Mauricio Pineda

Featured image

Maricio Pineda holding a brochure he designed for Project NIA
Photo: Emily Pineda


School: Reilly Elementary School

Classes: Visual Art

MCA programs: Teacher Institute, Curriculum Slam

Extracurriculars: Mural Club, Act Out drama club, Peer Council, Restorative Practices chair, Project NIA volunteer, adjunct professor, activist

Why the MCA?

The MCA is truly a gift for our community. Not only does it explore innovative, current, and provocative artistic practices, it also reaches out to teachers and students from a very diverse range of communities. The MCA is a really democratic institution that proactively creates points of entry for everyone, there is no elitism or sumptuosity, but rather openness and welcome. In my opinion, most of the exhibitions act like a big mirror in front of humanity where the audience can engage through reflection, curiosity, and perception. The MCA also approaches art from a more exciting way because it focuses on ideas, materials, and processes that relate to our everyday life and our lifetime rather than traditional approaches that, although important, tend to lose context. In any case, we are very lucky that such a large institution continues to invite us all to participate.

What has participating in MCA Teacher Programs meant to you?

The best professional development that I have ever attended is the MCA Teachers Institute. Participating in this program has helped me to reinvigorate my teaching philosophy. The institute provided me with many opportunities for dialogue with other progressive practitioners, plenty of time to explore the galleries, and the unique opportunity to think, reflect, and/or have a very personal conversation around art, art education, society, and ideas in general.
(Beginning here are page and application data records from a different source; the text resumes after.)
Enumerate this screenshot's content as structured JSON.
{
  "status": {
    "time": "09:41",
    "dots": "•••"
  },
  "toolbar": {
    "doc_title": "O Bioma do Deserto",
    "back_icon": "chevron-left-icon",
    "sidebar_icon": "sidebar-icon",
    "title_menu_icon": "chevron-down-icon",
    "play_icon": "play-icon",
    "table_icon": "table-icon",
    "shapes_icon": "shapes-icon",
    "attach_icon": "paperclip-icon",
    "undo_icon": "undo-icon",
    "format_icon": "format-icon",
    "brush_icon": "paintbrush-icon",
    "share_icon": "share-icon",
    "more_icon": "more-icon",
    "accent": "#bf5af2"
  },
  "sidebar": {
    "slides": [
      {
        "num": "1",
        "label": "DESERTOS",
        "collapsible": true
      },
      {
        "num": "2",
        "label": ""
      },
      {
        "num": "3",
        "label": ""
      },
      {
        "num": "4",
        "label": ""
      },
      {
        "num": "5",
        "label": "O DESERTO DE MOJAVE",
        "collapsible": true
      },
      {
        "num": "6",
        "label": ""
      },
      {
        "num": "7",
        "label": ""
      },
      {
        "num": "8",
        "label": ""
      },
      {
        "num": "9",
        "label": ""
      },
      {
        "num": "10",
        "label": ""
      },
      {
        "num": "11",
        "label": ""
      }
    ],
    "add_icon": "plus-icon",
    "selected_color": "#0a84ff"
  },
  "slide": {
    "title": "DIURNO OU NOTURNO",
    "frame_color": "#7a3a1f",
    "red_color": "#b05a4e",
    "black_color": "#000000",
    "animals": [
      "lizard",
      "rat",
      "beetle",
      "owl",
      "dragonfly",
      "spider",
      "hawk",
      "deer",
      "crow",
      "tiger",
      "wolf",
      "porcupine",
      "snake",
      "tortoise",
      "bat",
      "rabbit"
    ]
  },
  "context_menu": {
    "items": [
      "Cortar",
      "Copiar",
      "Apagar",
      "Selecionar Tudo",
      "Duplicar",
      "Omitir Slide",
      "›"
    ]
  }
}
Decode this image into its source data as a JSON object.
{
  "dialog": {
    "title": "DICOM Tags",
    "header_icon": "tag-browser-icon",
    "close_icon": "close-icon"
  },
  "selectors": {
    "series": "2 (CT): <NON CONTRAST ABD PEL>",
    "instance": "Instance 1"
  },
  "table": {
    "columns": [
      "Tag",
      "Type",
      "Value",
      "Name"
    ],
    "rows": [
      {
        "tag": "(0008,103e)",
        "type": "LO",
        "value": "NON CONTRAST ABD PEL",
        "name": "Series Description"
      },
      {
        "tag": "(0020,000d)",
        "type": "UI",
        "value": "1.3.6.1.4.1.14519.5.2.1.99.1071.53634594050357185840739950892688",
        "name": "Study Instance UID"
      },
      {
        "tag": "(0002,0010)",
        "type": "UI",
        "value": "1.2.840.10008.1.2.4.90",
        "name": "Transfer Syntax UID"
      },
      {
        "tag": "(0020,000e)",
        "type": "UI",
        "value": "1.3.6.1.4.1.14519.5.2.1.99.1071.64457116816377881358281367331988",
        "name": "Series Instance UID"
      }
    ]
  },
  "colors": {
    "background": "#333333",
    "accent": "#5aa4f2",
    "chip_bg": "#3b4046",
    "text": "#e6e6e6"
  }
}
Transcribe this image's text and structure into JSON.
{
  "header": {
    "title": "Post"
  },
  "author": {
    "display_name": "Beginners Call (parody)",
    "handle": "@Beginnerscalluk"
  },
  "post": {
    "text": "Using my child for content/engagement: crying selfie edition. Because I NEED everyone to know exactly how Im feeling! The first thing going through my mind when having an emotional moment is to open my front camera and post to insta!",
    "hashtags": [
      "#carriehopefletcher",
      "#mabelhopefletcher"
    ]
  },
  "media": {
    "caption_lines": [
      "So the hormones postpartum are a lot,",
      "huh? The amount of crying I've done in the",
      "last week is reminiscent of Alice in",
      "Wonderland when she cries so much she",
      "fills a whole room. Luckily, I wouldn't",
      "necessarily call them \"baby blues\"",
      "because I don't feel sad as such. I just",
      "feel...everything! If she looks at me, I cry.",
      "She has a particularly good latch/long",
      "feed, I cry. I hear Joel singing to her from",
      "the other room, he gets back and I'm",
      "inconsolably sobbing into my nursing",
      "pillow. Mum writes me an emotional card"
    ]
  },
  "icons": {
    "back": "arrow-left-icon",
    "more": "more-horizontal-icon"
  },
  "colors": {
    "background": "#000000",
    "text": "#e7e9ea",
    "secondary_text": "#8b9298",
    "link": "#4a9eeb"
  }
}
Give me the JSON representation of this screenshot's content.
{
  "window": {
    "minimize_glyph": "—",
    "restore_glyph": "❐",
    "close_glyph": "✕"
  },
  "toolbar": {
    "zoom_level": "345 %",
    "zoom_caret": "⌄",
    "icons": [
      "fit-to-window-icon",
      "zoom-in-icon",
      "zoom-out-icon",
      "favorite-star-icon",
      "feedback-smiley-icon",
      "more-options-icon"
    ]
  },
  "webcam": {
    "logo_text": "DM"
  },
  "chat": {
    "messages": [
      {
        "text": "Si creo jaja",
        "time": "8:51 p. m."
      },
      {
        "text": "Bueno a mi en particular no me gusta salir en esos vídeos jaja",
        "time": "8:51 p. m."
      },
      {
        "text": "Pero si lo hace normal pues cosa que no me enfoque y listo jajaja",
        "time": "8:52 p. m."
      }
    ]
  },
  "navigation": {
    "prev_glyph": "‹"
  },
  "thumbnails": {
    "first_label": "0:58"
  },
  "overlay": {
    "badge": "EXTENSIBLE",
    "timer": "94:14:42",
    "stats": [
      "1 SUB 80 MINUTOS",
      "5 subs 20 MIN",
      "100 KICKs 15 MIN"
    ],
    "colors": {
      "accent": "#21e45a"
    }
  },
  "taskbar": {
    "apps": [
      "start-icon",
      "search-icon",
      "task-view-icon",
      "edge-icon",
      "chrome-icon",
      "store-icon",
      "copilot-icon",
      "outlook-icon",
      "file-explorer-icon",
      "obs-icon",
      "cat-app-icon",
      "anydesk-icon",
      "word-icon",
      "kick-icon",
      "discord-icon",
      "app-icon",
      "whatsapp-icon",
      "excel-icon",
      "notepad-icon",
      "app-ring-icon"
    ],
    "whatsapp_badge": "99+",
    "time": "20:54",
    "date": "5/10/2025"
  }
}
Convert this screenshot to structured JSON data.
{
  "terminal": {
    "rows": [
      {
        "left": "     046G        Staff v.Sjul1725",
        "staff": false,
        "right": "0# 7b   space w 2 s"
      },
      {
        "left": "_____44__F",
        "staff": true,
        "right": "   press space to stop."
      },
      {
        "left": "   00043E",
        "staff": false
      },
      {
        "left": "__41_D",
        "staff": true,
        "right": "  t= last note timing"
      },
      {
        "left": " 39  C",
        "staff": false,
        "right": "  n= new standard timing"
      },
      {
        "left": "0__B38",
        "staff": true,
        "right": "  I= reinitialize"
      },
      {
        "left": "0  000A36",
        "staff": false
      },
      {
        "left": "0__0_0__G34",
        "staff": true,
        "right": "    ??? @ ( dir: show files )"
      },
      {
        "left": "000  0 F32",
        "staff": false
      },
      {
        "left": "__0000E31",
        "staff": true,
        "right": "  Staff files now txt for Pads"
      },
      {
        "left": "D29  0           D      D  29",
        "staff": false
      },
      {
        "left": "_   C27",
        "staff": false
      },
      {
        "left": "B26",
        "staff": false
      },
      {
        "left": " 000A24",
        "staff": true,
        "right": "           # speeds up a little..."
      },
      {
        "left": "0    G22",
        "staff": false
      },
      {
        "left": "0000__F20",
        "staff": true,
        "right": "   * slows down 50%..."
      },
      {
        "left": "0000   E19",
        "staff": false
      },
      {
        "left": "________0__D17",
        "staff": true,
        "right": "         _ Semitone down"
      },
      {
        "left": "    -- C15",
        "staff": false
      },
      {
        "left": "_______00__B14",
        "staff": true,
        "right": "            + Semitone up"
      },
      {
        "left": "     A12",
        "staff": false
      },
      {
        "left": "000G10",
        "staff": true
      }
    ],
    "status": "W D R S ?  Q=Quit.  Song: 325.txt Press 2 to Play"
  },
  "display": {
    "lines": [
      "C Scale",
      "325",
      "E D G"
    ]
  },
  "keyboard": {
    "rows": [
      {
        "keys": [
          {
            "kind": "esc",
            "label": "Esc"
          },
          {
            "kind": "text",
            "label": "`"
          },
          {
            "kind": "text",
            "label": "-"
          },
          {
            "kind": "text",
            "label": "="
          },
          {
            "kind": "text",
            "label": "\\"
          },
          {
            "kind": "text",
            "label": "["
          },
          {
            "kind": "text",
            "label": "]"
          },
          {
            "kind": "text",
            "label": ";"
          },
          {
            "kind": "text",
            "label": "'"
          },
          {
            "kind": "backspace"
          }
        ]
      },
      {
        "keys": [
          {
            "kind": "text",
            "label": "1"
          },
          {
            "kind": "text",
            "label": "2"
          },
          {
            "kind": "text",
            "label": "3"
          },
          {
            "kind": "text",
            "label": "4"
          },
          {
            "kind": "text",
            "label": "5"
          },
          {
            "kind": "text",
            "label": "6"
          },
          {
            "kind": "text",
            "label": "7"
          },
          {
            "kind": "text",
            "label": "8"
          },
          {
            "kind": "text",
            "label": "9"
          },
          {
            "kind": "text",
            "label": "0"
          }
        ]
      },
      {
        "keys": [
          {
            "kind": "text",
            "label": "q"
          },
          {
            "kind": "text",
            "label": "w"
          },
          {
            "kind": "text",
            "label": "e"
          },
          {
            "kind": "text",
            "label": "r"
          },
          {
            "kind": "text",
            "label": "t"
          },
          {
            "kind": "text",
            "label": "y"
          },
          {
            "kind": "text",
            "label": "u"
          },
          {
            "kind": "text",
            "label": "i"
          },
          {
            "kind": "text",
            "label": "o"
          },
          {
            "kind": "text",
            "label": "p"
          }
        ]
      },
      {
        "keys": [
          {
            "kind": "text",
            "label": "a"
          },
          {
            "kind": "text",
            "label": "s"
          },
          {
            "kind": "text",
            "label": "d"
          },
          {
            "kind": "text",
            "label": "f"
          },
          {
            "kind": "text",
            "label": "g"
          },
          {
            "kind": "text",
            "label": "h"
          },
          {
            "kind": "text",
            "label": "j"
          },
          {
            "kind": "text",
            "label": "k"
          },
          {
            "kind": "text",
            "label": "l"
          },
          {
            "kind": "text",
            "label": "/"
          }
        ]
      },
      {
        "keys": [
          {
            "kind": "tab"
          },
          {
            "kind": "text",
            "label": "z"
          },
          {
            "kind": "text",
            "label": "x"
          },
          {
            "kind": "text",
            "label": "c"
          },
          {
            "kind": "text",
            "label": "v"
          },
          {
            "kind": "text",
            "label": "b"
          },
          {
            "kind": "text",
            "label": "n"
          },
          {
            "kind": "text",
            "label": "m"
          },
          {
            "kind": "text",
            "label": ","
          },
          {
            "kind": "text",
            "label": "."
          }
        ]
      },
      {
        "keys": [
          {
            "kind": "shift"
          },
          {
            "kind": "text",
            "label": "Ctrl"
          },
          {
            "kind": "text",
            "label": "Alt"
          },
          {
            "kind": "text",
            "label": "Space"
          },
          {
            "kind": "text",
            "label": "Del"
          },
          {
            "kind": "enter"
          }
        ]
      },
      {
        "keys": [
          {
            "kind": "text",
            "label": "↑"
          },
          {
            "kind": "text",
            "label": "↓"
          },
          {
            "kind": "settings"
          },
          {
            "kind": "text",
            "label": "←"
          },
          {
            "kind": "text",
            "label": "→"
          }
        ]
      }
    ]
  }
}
Additionally, the Teachers Institute helped me constantly flow between the immediate: my classroom, my lessons, my school; and the big picture: the effect of what I do or don't in my community and its connections to society now.

Every MCA teacher program is designed to be an interchange of experiences where teachers and the museum are invited to participate equally. Teachers are not a depository for information but rather an active structure to experience and grow knowledge. These kinds of practices have helped me create a more democratic space in my classroom, where art is an open door for every student to participate by valuing their ideas, feelings, and points of view.


Mauricio Pineda teaches visual art at Reilly Elementary School for grades K–8. He is the chair of the Arts Department at his school and also runs a Mural Club that tries to create pieces with positive messages for the community. Additionally, with his creative and life partner, Emily, he codirects the school’s drama group Act Out, a project that explores and analyzes issues that affect our community through Theater of the Oppressed methods and popular education in order to create multimedia productions that denounce, expose, or/and open opportunities for community reflection. Mauricio is also the chair of Reilly’s Restorative Practices, an initiative that tries to find alternatives to the suspension and detention of students. His main focus besides classroom talking circles is the Peer Council program. This program has been highly recognized by CPS’s Office of Social Emotional Learning, which granted Mauricio the opportunity to present at various workshops for teachers and community organizations, and also to participate in a roundtable discussion with Mayor Rahm Emanuel, Chicago’s Chief of Police, and community leaders to discuss Restorative Practices in Chicago Public Schools and marginalized areas.

Outside of Reilly, Mauricio is an activist who has volunteered for Project NIA, where he has illustrated pamphlets and created posters and various works of art, as well as participated in panels, discussions, communiversities, and art shows to support a stop to youth incarceration in favor of community-based means of accountability for violence and crime.

Mauricio is also the adjunct professor for the peace, justice and conflict studies program at DePaul University, where he teaches two experimental/self exploratory courses: Community Building through the Arts and Looking Inside to Recognize the Other.